“Desert Warrior” Vanquished: Google Defeats Cindy Lee Garcia’s Copyright Claims

Posted in Copyright Law

Cindy Lee Garcia thought she was playing a bit part in “Desert Warrior,” an adventure film being made by an amateur film maker. The film was never completed. Instead, Ms. Garcia’s performance was re-purposed, and her physical on screen appearance was used in a film titled “Innocence of Muslims,” with her voice redubbed, changing her… Continue Reading

Brewing Up Some IP

Posted in Copyright Law, Patent Law, Trademark Law

With so many new microbreweries popping up in Sacramento, the Bay Area, and the Greater San Diego area, I felt compelled to write the present piece for the benefit of the aspiring, as well as the established, microbrew entrepreneur. These individuals undoubtedly pour (excuse the pun) their hearts, souls, and hard-earned money into the development… Continue Reading

The Blurred Lines of an Infringement Action

Posted in Copyright Law

Many of you may be familiar with the pop hit “Blurred Lines” by Robin Thicke, Clifford Harris, more popularly known as T.I., and Pharrell Williams (the “Composers”).  If it does not sound familiar by title, perhaps you may recall it for its controversial nudity laden music video, or the fact that it was the song… Continue Reading

Your Facebook Copyright Notice is More Annoying than Farmville

Posted in Copyright Law

If you use Facebook, you probably already have noticed that many users are posting statements claiming that Facebook somehow acquires ownership of users’ intellectual property that has been posted to that site.  Reacting to this entirely erroneous proposition, many Facebook users have posted very scary and onerous status updates aggressively asserting their intellectual property rights… Continue Reading

Cambridge v. Becker – A Copyright Win For Publishers or an Enlargement of Fair Use?

Posted in Copyright Law

Recently the 11th Circuit addressed on appeal the question of whether fair use insulates from copyright liability a University which offers to its students a digital repository of reading material culled from third party publications without the benefit of a license.   Three academic publishers filed suit against Georgia State University claiming that the University infringed… Continue Reading

What is and What Should Never Be: Led Zeppelin Not Feeling a Whole Lotta Love in Pennsylvania

Posted in Copyright Law

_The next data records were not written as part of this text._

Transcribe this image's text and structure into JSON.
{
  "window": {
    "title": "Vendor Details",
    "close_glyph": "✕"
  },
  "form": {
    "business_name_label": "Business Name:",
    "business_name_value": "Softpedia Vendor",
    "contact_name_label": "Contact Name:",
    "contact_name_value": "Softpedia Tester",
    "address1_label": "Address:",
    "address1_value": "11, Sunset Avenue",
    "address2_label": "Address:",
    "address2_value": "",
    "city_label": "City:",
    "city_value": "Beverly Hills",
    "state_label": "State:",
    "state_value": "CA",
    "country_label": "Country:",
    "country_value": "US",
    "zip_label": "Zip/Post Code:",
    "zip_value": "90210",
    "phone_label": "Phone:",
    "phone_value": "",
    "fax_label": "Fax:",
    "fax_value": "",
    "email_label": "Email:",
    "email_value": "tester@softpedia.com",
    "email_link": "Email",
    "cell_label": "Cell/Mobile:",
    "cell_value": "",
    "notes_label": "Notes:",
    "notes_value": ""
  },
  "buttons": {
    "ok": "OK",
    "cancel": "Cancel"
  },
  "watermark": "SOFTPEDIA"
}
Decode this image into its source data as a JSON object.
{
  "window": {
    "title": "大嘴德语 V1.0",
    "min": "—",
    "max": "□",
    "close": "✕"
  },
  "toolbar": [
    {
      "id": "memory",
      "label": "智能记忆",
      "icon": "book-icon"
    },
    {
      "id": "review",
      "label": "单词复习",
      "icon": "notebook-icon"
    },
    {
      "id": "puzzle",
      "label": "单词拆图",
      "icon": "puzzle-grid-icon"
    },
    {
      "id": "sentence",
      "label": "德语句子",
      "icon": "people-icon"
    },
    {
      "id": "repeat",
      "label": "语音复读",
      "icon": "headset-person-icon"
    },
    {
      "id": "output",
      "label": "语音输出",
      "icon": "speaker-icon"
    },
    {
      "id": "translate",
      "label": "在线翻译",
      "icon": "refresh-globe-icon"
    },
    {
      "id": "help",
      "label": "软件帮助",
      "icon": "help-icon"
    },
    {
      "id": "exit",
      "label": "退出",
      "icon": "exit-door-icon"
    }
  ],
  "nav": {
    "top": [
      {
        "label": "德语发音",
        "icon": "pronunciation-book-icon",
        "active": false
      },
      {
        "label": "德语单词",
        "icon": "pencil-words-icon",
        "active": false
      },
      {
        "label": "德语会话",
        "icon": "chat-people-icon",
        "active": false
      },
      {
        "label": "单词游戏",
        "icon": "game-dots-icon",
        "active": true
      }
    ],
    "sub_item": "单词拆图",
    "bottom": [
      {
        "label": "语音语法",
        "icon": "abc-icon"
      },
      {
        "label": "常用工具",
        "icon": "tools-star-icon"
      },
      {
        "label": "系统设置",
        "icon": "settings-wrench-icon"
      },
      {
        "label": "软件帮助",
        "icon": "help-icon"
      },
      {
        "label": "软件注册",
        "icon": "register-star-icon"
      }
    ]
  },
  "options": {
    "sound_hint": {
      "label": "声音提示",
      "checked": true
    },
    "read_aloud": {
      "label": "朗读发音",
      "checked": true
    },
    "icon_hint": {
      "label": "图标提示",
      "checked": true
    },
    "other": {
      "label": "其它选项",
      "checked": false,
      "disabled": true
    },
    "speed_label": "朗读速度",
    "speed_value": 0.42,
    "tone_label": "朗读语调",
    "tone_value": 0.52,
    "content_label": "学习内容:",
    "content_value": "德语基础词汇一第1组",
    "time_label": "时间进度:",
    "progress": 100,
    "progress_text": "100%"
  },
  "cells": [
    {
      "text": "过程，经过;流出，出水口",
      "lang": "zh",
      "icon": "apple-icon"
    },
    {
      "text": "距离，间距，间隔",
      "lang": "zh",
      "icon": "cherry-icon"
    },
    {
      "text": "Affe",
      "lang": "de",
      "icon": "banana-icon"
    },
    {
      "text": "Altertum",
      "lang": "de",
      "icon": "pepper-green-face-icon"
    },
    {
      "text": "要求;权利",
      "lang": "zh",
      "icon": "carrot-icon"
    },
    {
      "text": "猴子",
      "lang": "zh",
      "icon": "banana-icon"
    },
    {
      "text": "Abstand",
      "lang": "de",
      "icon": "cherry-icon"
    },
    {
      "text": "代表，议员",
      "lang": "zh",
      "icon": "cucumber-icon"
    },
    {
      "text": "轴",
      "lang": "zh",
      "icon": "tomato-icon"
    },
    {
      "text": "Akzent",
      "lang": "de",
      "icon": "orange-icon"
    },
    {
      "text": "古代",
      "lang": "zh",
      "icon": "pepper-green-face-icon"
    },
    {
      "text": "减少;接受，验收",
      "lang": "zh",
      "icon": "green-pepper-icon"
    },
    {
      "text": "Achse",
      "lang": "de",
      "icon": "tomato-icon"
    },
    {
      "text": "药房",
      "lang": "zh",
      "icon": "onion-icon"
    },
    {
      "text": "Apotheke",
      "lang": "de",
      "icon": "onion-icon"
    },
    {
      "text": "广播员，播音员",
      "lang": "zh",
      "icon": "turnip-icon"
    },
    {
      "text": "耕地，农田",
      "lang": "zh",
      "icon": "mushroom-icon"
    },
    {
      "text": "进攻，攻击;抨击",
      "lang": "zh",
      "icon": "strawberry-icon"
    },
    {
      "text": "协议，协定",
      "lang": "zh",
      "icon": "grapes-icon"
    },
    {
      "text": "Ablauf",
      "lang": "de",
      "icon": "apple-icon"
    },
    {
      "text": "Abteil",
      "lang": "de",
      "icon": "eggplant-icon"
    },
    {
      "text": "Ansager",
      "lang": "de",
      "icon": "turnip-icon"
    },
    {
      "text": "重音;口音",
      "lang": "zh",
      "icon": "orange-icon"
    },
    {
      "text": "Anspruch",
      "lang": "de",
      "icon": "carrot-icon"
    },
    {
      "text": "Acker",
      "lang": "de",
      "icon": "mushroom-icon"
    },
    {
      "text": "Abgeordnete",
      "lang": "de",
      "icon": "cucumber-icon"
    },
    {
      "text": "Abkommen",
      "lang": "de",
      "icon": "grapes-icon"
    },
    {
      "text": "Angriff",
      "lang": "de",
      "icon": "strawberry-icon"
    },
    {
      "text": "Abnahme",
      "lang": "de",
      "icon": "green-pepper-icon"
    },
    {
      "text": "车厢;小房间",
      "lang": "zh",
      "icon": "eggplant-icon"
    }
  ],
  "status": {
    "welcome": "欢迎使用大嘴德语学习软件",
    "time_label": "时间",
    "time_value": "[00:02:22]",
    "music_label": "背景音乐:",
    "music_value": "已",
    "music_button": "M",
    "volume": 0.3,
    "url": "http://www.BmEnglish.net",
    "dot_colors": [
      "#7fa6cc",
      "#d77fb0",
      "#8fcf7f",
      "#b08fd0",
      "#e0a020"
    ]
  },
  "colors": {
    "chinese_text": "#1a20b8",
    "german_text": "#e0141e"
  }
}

On May 31, 2014, members of the band Led Zeppelin and its publishers were sued for copyright infringement by Randy California, the former guitarist and front man of the band Spirit.  The lawsuit, filed in the state of Pennsylvania, alleges that a significant portion of Led Zeppelin’s “Stairway to Heaven” was stolen from “Taurus,” a song… Continue Reading